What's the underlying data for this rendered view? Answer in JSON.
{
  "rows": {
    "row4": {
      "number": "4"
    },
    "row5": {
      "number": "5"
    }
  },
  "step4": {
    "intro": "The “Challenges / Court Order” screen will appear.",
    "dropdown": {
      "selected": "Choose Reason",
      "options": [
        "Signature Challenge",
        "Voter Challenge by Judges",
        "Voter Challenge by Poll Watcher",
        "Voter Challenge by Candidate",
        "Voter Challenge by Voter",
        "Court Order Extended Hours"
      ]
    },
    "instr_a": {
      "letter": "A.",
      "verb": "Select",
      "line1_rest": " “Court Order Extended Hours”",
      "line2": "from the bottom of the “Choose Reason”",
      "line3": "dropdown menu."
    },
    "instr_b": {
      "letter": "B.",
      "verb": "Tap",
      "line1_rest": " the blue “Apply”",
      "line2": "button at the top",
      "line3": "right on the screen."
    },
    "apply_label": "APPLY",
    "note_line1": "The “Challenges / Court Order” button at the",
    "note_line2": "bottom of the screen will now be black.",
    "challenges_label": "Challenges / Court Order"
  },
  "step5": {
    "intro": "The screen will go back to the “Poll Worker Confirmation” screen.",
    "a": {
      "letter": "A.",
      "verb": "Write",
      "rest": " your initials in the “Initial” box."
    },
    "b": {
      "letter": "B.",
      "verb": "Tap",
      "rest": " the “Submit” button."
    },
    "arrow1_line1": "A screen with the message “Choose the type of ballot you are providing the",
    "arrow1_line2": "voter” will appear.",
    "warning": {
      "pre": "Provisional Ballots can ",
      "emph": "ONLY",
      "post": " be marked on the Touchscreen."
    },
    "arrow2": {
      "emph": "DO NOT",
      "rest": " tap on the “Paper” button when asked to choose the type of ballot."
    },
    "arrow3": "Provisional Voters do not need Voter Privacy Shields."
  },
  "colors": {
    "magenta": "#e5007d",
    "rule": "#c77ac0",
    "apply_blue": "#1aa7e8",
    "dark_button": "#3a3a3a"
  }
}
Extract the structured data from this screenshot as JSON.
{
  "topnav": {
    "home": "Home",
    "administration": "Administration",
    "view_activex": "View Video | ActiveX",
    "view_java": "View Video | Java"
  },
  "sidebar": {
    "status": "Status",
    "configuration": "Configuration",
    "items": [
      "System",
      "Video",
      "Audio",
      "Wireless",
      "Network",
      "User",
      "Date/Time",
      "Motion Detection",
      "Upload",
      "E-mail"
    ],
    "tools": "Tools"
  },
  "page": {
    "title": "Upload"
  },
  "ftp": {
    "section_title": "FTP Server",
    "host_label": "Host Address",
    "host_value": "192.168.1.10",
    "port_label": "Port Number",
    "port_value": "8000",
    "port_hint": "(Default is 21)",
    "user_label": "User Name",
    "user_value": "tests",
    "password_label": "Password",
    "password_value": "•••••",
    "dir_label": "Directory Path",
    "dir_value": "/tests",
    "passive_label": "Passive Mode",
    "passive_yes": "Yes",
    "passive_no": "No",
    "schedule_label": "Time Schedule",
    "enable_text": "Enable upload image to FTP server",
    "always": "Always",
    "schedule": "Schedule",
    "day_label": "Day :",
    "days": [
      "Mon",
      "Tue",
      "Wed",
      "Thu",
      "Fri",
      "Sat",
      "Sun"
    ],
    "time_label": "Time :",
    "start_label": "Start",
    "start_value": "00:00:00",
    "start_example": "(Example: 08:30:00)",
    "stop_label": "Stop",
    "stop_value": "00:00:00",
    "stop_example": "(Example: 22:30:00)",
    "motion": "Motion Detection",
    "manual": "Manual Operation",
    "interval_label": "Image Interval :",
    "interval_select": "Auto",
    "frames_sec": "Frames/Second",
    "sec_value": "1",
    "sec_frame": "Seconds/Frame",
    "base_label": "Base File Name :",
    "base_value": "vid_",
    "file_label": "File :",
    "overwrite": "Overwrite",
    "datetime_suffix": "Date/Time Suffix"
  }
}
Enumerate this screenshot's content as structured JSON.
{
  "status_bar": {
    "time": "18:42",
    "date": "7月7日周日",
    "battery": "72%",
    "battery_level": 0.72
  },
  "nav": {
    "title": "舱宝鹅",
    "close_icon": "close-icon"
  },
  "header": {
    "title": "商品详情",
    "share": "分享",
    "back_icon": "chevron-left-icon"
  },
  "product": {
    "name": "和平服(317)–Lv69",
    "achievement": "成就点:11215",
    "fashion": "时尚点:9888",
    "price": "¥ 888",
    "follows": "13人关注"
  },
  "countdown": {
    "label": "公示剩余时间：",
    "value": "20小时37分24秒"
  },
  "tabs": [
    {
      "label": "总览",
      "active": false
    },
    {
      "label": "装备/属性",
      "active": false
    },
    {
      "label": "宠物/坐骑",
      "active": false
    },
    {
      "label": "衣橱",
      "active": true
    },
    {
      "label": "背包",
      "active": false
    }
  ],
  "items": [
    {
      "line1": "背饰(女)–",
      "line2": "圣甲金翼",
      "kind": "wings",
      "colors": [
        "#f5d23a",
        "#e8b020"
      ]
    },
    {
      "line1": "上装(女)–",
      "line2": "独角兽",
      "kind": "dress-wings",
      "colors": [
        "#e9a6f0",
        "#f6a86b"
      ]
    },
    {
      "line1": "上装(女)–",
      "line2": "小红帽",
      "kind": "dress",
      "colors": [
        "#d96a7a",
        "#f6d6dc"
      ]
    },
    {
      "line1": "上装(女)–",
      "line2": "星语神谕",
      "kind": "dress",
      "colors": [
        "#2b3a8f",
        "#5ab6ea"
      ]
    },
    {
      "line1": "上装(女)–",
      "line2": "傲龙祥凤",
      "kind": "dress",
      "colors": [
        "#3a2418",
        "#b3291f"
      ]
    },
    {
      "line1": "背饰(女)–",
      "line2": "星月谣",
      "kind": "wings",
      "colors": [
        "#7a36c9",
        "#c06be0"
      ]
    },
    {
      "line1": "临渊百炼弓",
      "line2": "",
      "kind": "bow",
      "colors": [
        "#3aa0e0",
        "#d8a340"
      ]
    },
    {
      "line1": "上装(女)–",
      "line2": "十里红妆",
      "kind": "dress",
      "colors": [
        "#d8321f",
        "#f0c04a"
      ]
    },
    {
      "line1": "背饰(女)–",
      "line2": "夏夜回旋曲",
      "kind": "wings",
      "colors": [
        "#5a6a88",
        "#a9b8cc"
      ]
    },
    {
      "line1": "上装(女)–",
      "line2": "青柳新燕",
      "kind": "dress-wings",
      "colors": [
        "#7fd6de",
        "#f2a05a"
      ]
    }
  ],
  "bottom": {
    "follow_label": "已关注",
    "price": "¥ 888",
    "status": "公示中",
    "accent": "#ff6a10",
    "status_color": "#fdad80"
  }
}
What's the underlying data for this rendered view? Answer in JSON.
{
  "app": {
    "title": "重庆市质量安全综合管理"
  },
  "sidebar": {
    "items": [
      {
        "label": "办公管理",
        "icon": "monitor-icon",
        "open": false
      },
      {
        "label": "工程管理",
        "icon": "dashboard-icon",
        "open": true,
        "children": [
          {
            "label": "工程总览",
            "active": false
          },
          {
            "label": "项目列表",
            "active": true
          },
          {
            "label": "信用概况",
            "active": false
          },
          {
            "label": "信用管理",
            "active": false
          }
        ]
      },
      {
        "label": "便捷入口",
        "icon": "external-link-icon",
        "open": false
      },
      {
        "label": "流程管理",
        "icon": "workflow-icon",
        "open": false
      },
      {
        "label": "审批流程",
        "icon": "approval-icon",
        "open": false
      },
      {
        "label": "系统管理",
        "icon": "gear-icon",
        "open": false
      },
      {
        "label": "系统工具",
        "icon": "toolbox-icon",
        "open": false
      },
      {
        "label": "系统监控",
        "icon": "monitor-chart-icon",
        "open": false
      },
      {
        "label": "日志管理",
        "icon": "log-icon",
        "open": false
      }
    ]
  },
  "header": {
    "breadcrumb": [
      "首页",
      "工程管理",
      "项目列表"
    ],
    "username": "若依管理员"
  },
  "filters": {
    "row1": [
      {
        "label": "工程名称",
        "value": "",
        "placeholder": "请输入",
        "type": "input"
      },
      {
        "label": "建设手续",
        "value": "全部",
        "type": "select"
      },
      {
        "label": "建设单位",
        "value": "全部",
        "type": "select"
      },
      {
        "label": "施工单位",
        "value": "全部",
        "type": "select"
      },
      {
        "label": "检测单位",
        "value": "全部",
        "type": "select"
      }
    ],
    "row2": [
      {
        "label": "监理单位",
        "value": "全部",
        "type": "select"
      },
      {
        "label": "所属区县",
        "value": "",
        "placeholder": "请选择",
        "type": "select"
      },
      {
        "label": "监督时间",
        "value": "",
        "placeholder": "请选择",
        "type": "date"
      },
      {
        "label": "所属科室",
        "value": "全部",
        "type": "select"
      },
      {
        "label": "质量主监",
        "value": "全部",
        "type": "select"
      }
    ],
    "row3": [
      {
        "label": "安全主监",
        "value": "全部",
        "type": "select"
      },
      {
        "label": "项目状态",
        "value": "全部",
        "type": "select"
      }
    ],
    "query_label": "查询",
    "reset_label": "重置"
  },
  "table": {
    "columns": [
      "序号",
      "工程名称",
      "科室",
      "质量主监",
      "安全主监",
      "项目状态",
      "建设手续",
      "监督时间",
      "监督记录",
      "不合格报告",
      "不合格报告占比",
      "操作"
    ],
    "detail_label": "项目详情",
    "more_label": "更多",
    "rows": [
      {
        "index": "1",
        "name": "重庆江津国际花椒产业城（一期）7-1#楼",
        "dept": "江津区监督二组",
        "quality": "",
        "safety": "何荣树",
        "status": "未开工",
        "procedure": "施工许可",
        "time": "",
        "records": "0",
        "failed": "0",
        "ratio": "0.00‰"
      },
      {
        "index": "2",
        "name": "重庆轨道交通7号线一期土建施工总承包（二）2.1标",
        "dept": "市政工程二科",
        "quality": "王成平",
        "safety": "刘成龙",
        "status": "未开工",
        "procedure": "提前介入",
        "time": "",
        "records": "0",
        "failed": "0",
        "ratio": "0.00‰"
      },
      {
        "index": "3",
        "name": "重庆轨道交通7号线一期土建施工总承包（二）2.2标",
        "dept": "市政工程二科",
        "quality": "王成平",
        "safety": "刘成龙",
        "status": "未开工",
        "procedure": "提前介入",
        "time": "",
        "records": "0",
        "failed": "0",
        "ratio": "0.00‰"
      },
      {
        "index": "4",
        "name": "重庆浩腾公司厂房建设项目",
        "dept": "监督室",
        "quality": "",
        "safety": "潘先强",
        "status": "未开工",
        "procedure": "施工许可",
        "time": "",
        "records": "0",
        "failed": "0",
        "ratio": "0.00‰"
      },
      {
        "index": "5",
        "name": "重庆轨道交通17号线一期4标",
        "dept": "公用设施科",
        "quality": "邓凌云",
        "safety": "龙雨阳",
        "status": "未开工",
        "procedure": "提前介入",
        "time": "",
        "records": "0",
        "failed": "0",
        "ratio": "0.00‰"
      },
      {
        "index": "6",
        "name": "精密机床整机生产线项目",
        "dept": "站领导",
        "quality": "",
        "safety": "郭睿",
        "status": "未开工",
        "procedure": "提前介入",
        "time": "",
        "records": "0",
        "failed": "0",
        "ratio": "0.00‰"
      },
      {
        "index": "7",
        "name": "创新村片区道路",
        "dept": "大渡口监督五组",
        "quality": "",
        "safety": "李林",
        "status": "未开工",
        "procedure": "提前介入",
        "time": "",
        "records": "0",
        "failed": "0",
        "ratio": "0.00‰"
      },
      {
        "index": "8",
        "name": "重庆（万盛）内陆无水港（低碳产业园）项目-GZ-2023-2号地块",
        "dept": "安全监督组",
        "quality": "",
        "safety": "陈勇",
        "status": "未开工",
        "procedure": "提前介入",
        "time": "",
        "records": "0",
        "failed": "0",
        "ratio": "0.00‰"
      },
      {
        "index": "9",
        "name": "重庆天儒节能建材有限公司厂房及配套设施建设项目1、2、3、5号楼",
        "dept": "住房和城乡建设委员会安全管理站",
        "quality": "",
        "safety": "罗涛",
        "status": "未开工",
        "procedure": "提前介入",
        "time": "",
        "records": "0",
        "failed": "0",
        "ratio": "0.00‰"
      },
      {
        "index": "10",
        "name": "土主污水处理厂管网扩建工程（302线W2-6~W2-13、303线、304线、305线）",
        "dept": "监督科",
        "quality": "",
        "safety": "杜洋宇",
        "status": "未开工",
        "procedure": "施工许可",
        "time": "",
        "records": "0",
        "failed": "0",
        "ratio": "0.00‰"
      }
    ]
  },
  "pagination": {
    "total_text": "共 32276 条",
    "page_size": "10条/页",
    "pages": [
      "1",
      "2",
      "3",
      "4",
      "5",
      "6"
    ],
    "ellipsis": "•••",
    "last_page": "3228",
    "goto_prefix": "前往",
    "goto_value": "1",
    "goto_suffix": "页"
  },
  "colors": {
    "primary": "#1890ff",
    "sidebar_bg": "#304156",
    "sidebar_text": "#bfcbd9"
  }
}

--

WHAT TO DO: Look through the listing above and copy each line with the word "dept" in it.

COMPLETED EXERCISE:
        "dept": "江津区监督二组",
        "dept": "市政工程二科",
        "dept": "市政工程二科",
        "dept": "监督室",
        "dept": "公用设施科",
        "dept": "站领导",
        "dept": "大渡口监督五组",
        "dept": "安全监督组",
        "dept": "住房和城乡建设委员会安全管理站",
        "dept": "监督科",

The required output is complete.